Crapo and Risch want White House meeting on judicial vacancy
BOISE, Idaho (AP) — Idaho Sens. Mike Crapo and Jim Risch this week sent a letter to the White House requesting a meeting about Idaho’s federal district judge vacancy, saying it “cannot be filled” without a “mutual agreement” between them and the administration.
But the “blue slip” procedure that the Republicans referenced — a system that gave home-state senators a veto over federal judicial nominees — was thrown out during the Trump Administration, when federal judges were appointed over objections from Democratic senators.
“The blue slip procedure regarding filling United States District Court vacancies is alive and well,” the two senators wrote in a Nov. 2 letter to Dana Remus, counsel to the president, the Idaho Press reported.
Idaho’s top Democratic elected officials submitted an all-female list of four nominees to the White House in March, but there’s been no further word on the nomination since then. U.S. District Judge B. Lynn Winmill took senior status in August, making Idaho eligible for another federal judge.
The slate of nominees that the Democratic officials sent the White House, in alphabetical order and not ranked, were: Idaho Falls attorney DeAnne Casperson; Boise attorney Keely Duke; Boise attorney Deborah Ferguson; and former U.S. Attorney for Idaho Wendy Olson.
Idaho is one of just three states with only two U.S. district judges and has not gotten an additional judgeship in 60 years, though caseloads have soared.
Idaho’s congressional delegation has long pushed for the state to get an additional judgeship, and all four of its members in Congress are sponsoring legislation to do just that, though it has not advanced. The nonpartisan Judicial Council of the United States has recommended a third judgeship for Idaho since 2003.
Wyoming, with less than a third of Idaho’s population, has three district judges. So does Montana, with less than two-thirds of Idaho’s population.
Idaho is also one of just two states that has never had a female U.S. district judge; the other is North Dakota.
It’s been unclear since President Joe Biden took office how the Senate would approach the “blue slip” rule.
Russell Wheeler, a fellow with the Brookings Institution, former deputy director of the Federal Judicial Center and an expert on the selection of federal judges, said, “It’s not as if the ‘blue slip’ is a binary choice, it’s either on or it’s off. It’s more like there are various gradations.”
Wheeler said Biden so far has nominated dozens of federal district and circuit judges, but nearly all were in jurisdictions with either two Democratic senators or no senators, like Puerto Rico and the federal circuit in the District of Columbia.
The only state that has a Republican senator that’s gotten judicial nominations from Biden so far is Ohio, which has one Republican and one Democrat representing in the Senate.
Idaho House Minority Leader Ilana Rubel D-Boise, who also was among the Democratic officials who interviewed and submitted nominees to the White House, said she met in-person with her White House contact a couple of weeks ago, and pressed for updates.

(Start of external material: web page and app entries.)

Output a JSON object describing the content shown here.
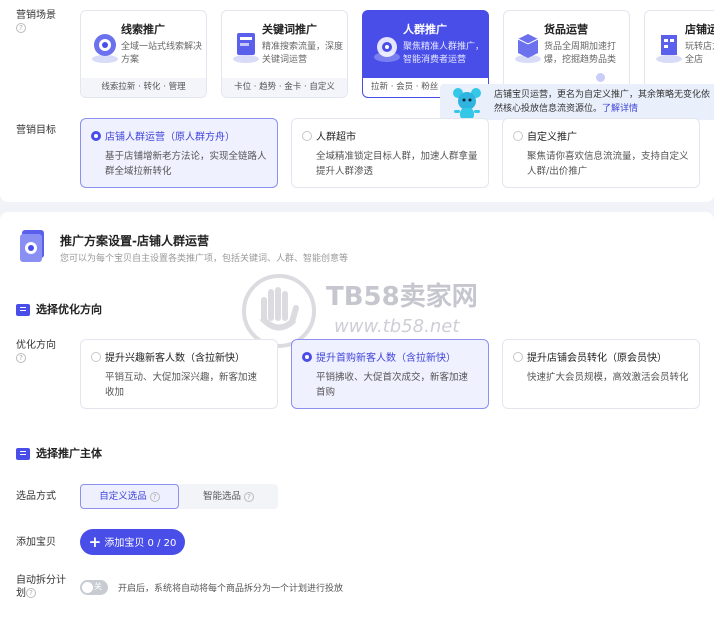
{
  "scene": {
    "label": "营销场景",
    "cards": [
      {
        "title": "线索推广",
        "desc": "全域一站式线索解决方案",
        "footer": "线索拉新 · 转化 · 管理"
      },
      {
        "title": "关键词推广",
        "desc": "精准搜索流量，深度关键词运营",
        "footer": "卡位 · 趋势 · 金卡 · 自定义"
      },
      {
        "title": "人群推广",
        "desc": "聚焦精准人群推广，智能消费者运营",
        "footer": "拉新 · 会员 · 粉丝"
      },
      {
        "title": "货品运营",
        "desc": "货品全周期加速打爆，挖掘趋势品类",
        "footer": ""
      },
      {
        "title": "店铺运",
        "desc": "玩转店力全店",
        "footer": ""
      }
    ]
  },
  "tooltip": {
    "text": "店铺宝贝运营，更名为自定义推广，其余策略无变化依然核心投放信息流资源位。",
    "link": "了解详情"
  },
  "goal": {
    "label": "营销目标",
    "options": [
      {
        "title": "店铺人群运营（原人群方舟）",
        "desc": "基于店铺增新老方法论，实现全链路人群全域拉新转化"
      },
      {
        "title": "人群超市",
        "desc": "全域精准锁定目标人群，加速人群拿量提升人群渗透"
      },
      {
        "title": "自定义推广",
        "desc": "聚焦请你喜欢信息流流量，支持自定义人群/出价推广"
      }
    ]
  },
  "plan": {
    "title": "推广方案设置-店铺人群运营",
    "subtitle": "您可以为每个宝贝自主设置各类推广项，包括关键词、人群、智能创意等"
  },
  "watermark": {
    "brand": "TB58卖家网",
    "url": "www.tb58.net"
  },
  "direction": {
    "section": "选择优化方向",
    "label": "优化方向",
    "options": [
      {
        "title": "提升兴趣新客人数（含拉新快）",
        "desc": "平销互动、大促加深兴趣，新客加速收加"
      },
      {
        "title": "提升首购新客人数（含拉新快）",
        "desc": "平销拂收、大促首次成交，新客加速首购"
      },
      {
        "title": "提升店铺会员转化（原会员快）",
        "desc": "快速扩大会员规模，高效激活会员转化"
      }
    ]
  },
  "subject": {
    "section": "选择推广主体",
    "method_label": "选品方式",
    "method_tabs": [
      "自定义选品",
      "智能选品"
    ],
    "add_label": "添加宝贝",
    "add_button": "添加宝贝 0 / 20",
    "split_label": "自动拆分计划",
    "toggle_text": "关",
    "split_hint": "开启后，系统将自动将每个商品拆分为一个计划进行投放"
  },
  "colors": {
    "accent": "#4a4ee8"
  }
}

“I didn’t get any more sign of progress,” she said. “I certainly am doing everything I can to nudge progress on this front, because we certainly need a third judge here in the district of Idaho, but we certainly can’t afford to get back to one.”
Rubel bristled at the senators’ contention that the “blue slip” veto rule is back.
“It would be one thing if that were something that was consistently honored by both parties,” she said. “If it continued to be a bipartisan tradition, then I would be supportive of maintaining that. However, the Trump Administration decided to blow that up in order to gain an advantage in judicial appointments while they had control of the White House and the Senate.”
Crapo’s press secretary, Melanie Lawhorn, said in an email, “We are aware that there are some candidates, but do not have information on how long the process has been under way or the status of the interviews and we are unable to say who at this time. Part of the request for the meeting is to understand the White House’s timeline and current status.”
Crapo declined to comment on whether any or all the Democratic nominees are acceptable to the GOP senators.
“Senator Crapo is requesting a meeting with the White House to discuss and work to find a mutually agreeable nominee,” Lawhorn wrote. “He is not commenting prematurely on individuals before any formal nomination.”